“In Toronto we went after guys like that in the draft, we just felt that it was the currency to use, especially in the AL East in that ballpark, thought we were going to have to develop our own (pitching) and also from a philosophical standpoint, arms don’t get blocked. That was by design in the draft, we were going to draft the arms and trade for the bats.”
The Braves have followed a similar script in their rebuild.
“Look, John Hart and the baseball-operations team, in the years they’ve been here they did a phenomenal job,” Anthopoulos said. “They set this thing up so well and that’s a big part of what makes this a very attractive job. So I can’t say enough about the work that’s been done, the players they’ve acquired and the talent on the big-league roster – I know it didn’t necessarily show itself in the wins (total), but we all see a lot of really good players -- and then the talent in the minor leagues as well. So John Hart and the whole baseball operations team, those guys deserve a ton of credit for that.
“From that standpoint, we ultimately want to win but we want to win over the long term, so we’re not going to rush things, we’re not going to accelerate things. I need to get a better handle on what the timing might be, but the thought is when we finally get going, we don’t stop. I think everything’s in place with the ballpark, the resources, ownership, the young talent, the scouting and player development departments here have done a great job, clearly. So knowing that could potentially have a conveyor belt and just continue to run talent through, it’s going to be very exciting.”
Hart’s role was reduced from president of baseball operations to senior adviser as of Tuesday, when Braves CEO Terry McGuirk said that effective immediately, he no longer had a say in baseball operations. But for now, Anthopoulos is listening intently to advice from Hart, a longtime former GM who was the Waldorf Astoria on Tuesday, filling in the new man in charge, who greatly appreciated Hart’s presence.
“Obviously I’ve gotten to know John Hart pretty well throughout the interview process and spent a lot of time with him this morning,” Anthopoulos said. “He was outstanding as a resource and just getting his take on the team and the roster; he’s been great. So he’s going to be pretty important to help just get me acclimated and get me up to speed.

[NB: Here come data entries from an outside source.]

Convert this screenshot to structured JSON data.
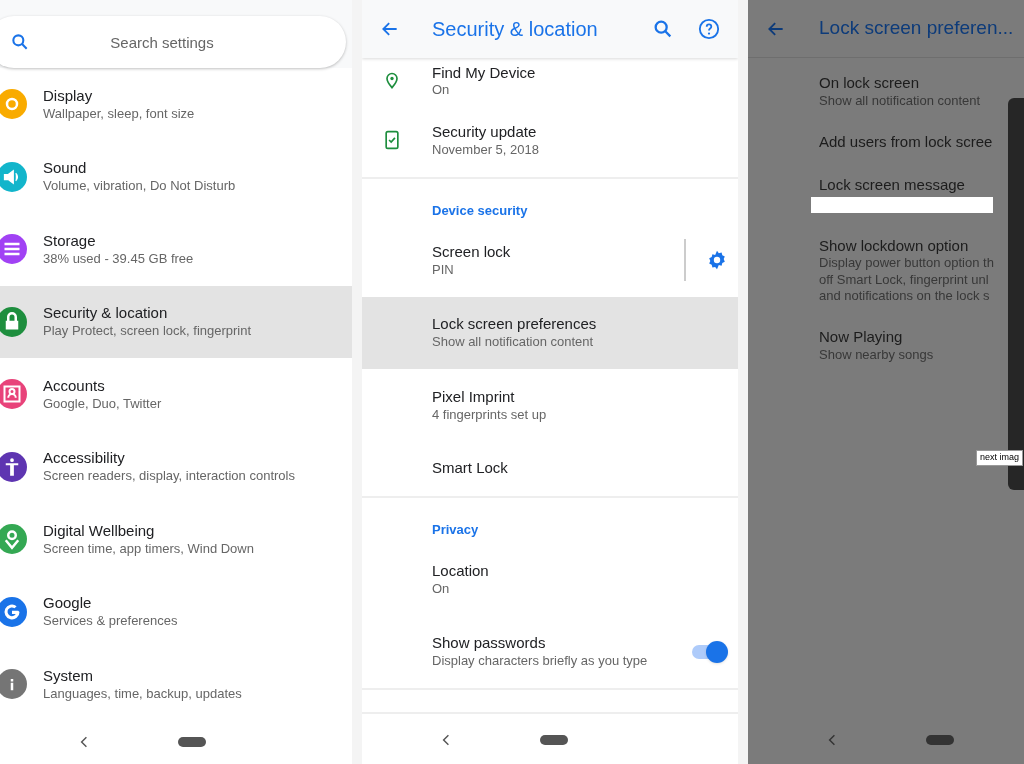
{
  "settings_panel": {
    "search": {
      "placeholder": "Search settings"
    },
    "items": [
      {
        "kind": "display",
        "title": "Display",
        "summary": "Wallpaper, sleep, font size",
        "color": "#f9ab00",
        "selected": false
      },
      {
        "kind": "sound",
        "title": "Sound",
        "summary": "Volume, vibration, Do Not Disturb",
        "color": "#12b5cb",
        "selected": false
      },
      {
        "kind": "storage",
        "title": "Storage",
        "summary": "38% used - 39.45 GB free",
        "color": "#a142f4",
        "selected": false
      },
      {
        "kind": "security",
        "title": "Security & location",
        "summary": "Play Protect, screen lock, fingerprint",
        "color": "#1e8e3e",
        "selected": true
      },
      {
        "kind": "accounts",
        "title": "Accounts",
        "summary": "Google, Duo, Twitter",
        "color": "#e8437a",
        "selected": false
      },
      {
        "kind": "accessibility",
        "title": "Accessibility",
        "summary": "Screen readers, display, interaction controls",
        "color": "#5e35b1",
        "selected": false
      },
      {
        "kind": "wellbeing",
        "title": "Digital Wellbeing",
        "summary": "Screen time, app timers, Wind Down",
        "color": "#34a853",
        "selected": false
      },
      {
        "kind": "google",
        "title": "Google",
        "summary": "Services & preferences",
        "color": "#1a73e8",
        "selected": false
      },
      {
        "kind": "system",
        "title": "System",
        "summary": "Languages, time, backup, updates",
        "color": "#757575",
        "selected": false
      }
    ]
  },
  "security_panel": {
    "title": "Security & location",
    "sections": [
      {
        "items": [
          {
            "kind": "pin",
            "title": "Find My Device",
            "summary": "On",
            "selected": false
          },
          {
            "kind": "phone",
            "title": "Security update",
            "summary": "November 5, 2018",
            "selected": false
          }
        ]
      },
      {
        "header": "Device security",
        "items": [
          {
            "kind": "gear",
            "title": "Screen lock",
            "summary": "PIN",
            "selected": false
          },
          {
            "kind": "plain",
            "title": "Lock screen preferences",
            "summary": "Show all notification content",
            "selected": true
          },
          {
            "kind": "plain",
            "title": "Pixel Imprint",
            "summary": "4 fingerprints set up",
            "selected": false
          },
          {
            "kind": "plain",
            "title": "Smart Lock",
            "selected": false
          }
        ]
      },
      {
        "header": "Privacy",
        "items": [
          {
            "kind": "plain",
            "title": "Location",
            "summary": "On",
            "selected": false
          },
          {
            "kind": "switch",
            "title": "Show passwords",
            "summary": "Display characters briefly as you type",
            "on": true,
            "selected": false
          }
        ]
      }
    ]
  },
  "lock_panel": {
    "title": "Lock screen preferen...",
    "items": [
      {
        "title": "On lock screen",
        "summary": [
          "Show all notification content"
        ]
      },
      {
        "title": "Add users from lock scree"
      },
      {
        "title": "Lock screen message",
        "redacted": true
      },
      {
        "title": "Show lockdown option",
        "summary": [
          "Display power button option th",
          "off Smart Lock, fingerprint unl",
          "and notifications on the lock s"
        ]
      },
      {
        "title": "Now Playing",
        "summary": [
          "Show nearby songs"
        ]
      }
    ],
    "tooltip": "next imag"
  }
}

“I’m going to lean a lot on the people that are here. Obviously, spending time with John and Perry Minasian, and Adam as well, their input is going to be pretty important. And I know they’ve already had organizational meetings, they’ve met with everybody, they’ve got the full breadth of what everyone staff-wise believes we need to get done. So they’re going to be critically important.
“It’s going to take me some time. I have some opinions from the outside, but look, those guys are way more informed than I am, so it’s going to be very strong lean on them and again, just sitting with – I know Perry very well obviously, but sitting with John today and getting to know him more, I was really impressed. He’s a pretty valuable resource, his take on things. You don’t have all the success he had all those years and not be a pretty great baseball mind, so I’m pretty excited.”
Alex Anthopoulous is from Montreal, Quebec, and got his start in baseball with the Expos, as an intern and scouting coordinator. Anthopoulous joined the Toronto Blue Jays in 2003 and played a role in the acquisition of sluggers José Bautista and Edwin Encarnación. The general manager in Toronto from 2010 to 2015, Anthopoulous' teams went 489-483. Anthopoulos will best be remembered in Toronto for a flurry of deals in 2015 that added Troy Tulowitzki and David Price, turning the Jays into World Series co